Greg... I'm laughing. That sounds pretty darn good - and as soon as we can get peaches here, I'll have one, too.

Redstocking Grandma... Oh -- you know from experience, then. Hugs to you!!

Procopius... Thank you. Gratitude is one of the best balms, ever., at least for me.
Ranting Boomer, You are exemplary; taking your father home will bring you peace whenever you remember him through the years. Of course you're exhausted and feeling deserted by your siblings, there's really no getting around this unless you have someone come in a couple of times a week to bring you some reprieve. I don't mean to minimize how much work this is for you, but like I said, you'll be so happy you've made the decision to keep your dad with you, especially when you are thinking back on your relationship with your dad.

Your are someone very special!
Rated
I feel so bad for you that I want to offer 'easy' suggestions that I'm sure others have before. I have had many ups and downs with my mom but for now--against what we were told in 2005 ("She has Alzheimer's on top of her bipolar disorder. Put her in a home. She'll never be the same again")--she is at home and doing well. It seems utterly crazy to me that your four siblings can't come together and pay, if nothing else, for someone to spend a few hours a few times a week with him to at least give you a *little* break.
Thoughts and prayers to you. You are doing your best, and that is heroic.
Oh, you made me cry too. I am honored beyond words. And I am hurting for you. Even though we are blessed to have a family team, I'm also the Caregiver. The One Everyone Counts On. The intermediary with doctors and hospitals and nurses and social services.

Others are there to help, but I have The Responsibility. On call 24/7. To listen, advise, encourage, advocate for, physically care for.

Plus, there are our parents in Florida, for whom I hold the same role. Have for years. They are not emergent ... at the moment. I finally kicked some sibling ass when it became clear I was needed more here than there. But I still go there whenever I can slip away.

You must find help so you can slip away, if even for an afternoon, a day, an overnight. Can you not MAKE one of your sibs take him, even for a day? Please, be aware of Caregiver Syndrome, the sense that no one can do it right but you. It's a sneaky bugger and undermines your ability to get help.

I thank you again from my heart for this and for all that you do on your own. You've got strength and courage and moxie. And you will someday sleep the sleep of the righteous while your siblings cry with guilt and shame.

Small comfort now, I know. But there's one thing now ... you've inspired the admiration of everyone here and should come to us for support whenever you need it.
Junk... I took Dad in for all the reasons you said - and because "not" taking him was the worse option. Just gets very exhausting because it's around the clock, but you're right - I will always be glad i did this.

DeliaBlack... it is crazy, but they are what they are, so I'm on a waiting list for external (non family) respite and senior day activity programs. Hope they call us soon!
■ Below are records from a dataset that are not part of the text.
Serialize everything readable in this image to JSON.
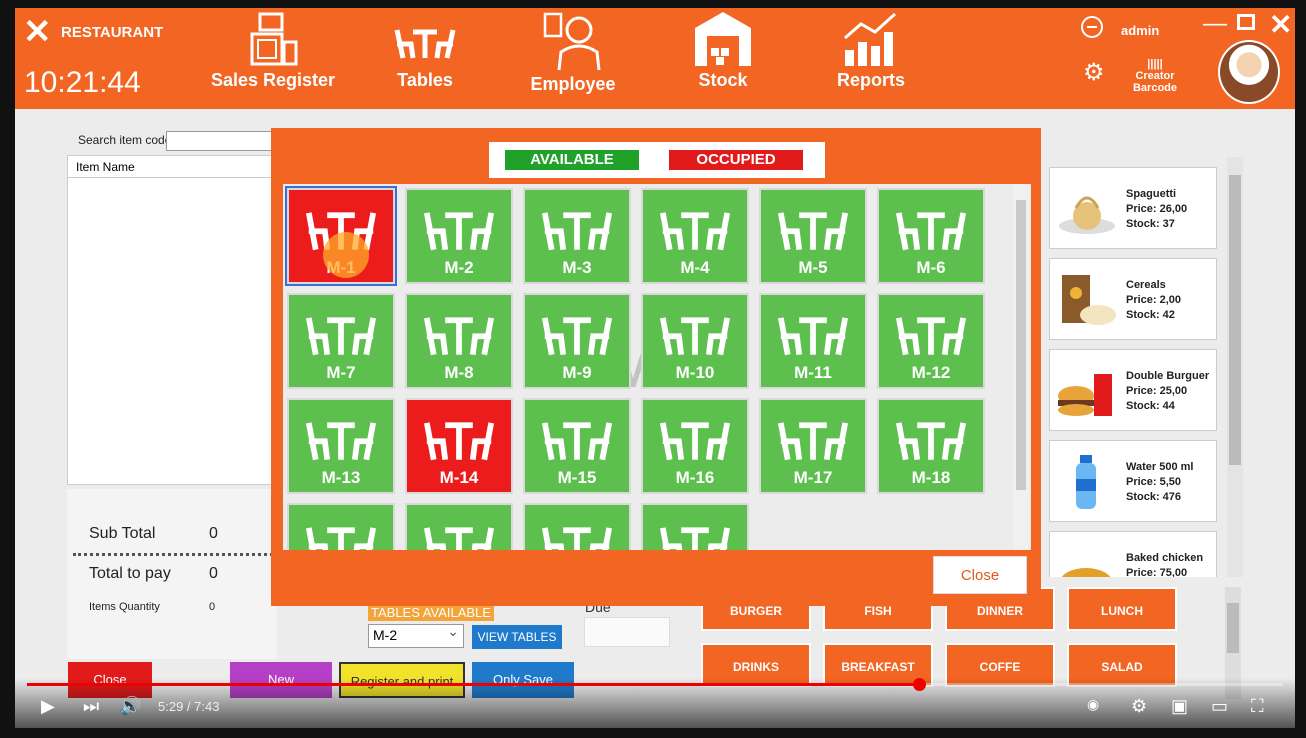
{
  "header": {
    "app_name": "RESTAURANT",
    "clock": "10:21:44",
    "nav": [
      {
        "label": "Sales Register",
        "icon": "cash-register-icon"
      },
      {
        "label": "Tables",
        "icon": "table-chairs-icon"
      },
      {
        "label": "Employee",
        "icon": "employee-icon"
      },
      {
        "label": "Stock",
        "icon": "warehouse-icon"
      },
      {
        "label": "Reports",
        "icon": "bar-chart-icon"
      }
    ],
    "user": "admin",
    "barcode_label": "Creator Barcode"
  },
  "pos": {
    "search_label": "Search item code",
    "item_name_header": "Item Name",
    "subtotal_label": "Sub Total",
    "subtotal_value": "0",
    "total_label": "Total to pay",
    "total_value": "0",
    "qty_label": "Items Quantity",
    "qty_value": "0",
    "tables_available_label": "TABLES AVAILABLE",
    "selected_table": "M-2",
    "view_tables_label": "VIEW TABLES",
    "due_label": "Due",
    "buttons": {
      "close": "Close",
      "new": "New",
      "register_print": "Register and print",
      "only_save": "Only Save"
    },
    "categories": [
      "BURGER",
      "FISH",
      "DINNER",
      "LUNCH",
      "DRINKS",
      "BREAKFAST",
      "COFFE",
      "SALAD"
    ]
  },
  "products": [
    {
      "name": "Spaguetti",
      "price": "Price: 26,00",
      "stock": "Stock: 37"
    },
    {
      "name": "Cereals",
      "price": "Price: 2,00",
      "stock": "Stock: 42"
    },
    {
      "name": "Double Burguer",
      "price": "Price: 25,00",
      "stock": "Stock: 44"
    },
    {
      "name": "Water 500 ml",
      "price": "Price: 5,50",
      "stock": "Stock: 476"
    },
    {
      "name": "Baked chicken",
      "price": "Price: 75,00",
      "stock": ""
    }
  ],
  "modal": {
    "legend_available": "AVAILABLE",
    "legend_occupied": "OCCUPIED",
    "watermark": "M-1",
    "close_label": "Close",
    "tables": [
      {
        "label": "M-1",
        "status": "occupied",
        "selected": true
      },
      {
        "label": "M-2",
        "status": "available"
      },
      {
        "label": "M-3",
        "status": "available"
      },
      {
        "label": "M-4",
        "status": "available"
      },
      {
        "label": "M-5",
        "status": "available"
      },
      {
        "label": "M-6",
        "status": "available"
      },
      {
        "label": "M-7",
        "status": "available"
      },
      {
        "label": "M-8",
        "status": "available"
      },
      {
        "label": "M-9",
        "status": "available"
      },
      {
        "label": "M-10",
        "status": "available"
      },
      {
        "label": "M-11",
        "status": "available"
      },
      {
        "label": "M-12",
        "status": "available"
      },
      {
        "label": "M-13",
        "status": "available"
      },
      {
        "label": "M-14",
        "status": "occupied"
      },
      {
        "label": "M-15",
        "status": "available"
      },
      {
        "label": "M-16",
        "status": "available"
      },
      {
        "label": "M-17",
        "status": "available"
      },
      {
        "label": "M-18",
        "status": "available"
      },
      {
        "label": "",
        "status": "available"
      },
      {
        "label": "",
        "status": "available"
      },
      {
        "label": "",
        "status": "available"
      },
      {
        "label": "",
        "status": "available"
      }
    ]
  },
  "video": {
    "time": "5:29 / 7:43",
    "progress": 0.71
  },
  "colors": {
    "brand": "#f26522",
    "available": "#5cbf4e",
    "occupied": "#ed1c1c"
  }
}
Kyle... thank you! :)

Sally... thank you! I can't "make" one of the sibs take him because they won't. Mostly it's the round the clock stuff. Most nights he wakes me twice - around 2 and again around 4. Very exhausing trying to sleep in shifts. But, we are on a wait list for day programs and non-family respite. Thanks for the kind comments... and thank you again for flipping my state of mind without even knowing you did that. The power of words, and you use them so well. :)
O God, this breaks my heart. Your siblings--WTF???? W?? T?? F??!!!!!!!!!!!!!!!! I am enraged!

If I lived near you I would help you. xxoo
I have tried to post this comment several times--here I go again, because I believe it needs to be said.
What you are doing for your father is the single best thing one person can do for another person. It is compassion in its very basic soul, it is what we wish for even for a stranger we hear about on the news: someone there to care. Someone there to make it a little better.
It is not easy, I know that, you know that. I think about you and what you go through. I don't think I have it so bad yet. But I know it is the right thing, what we are trying to do for our folks.
All my best to you.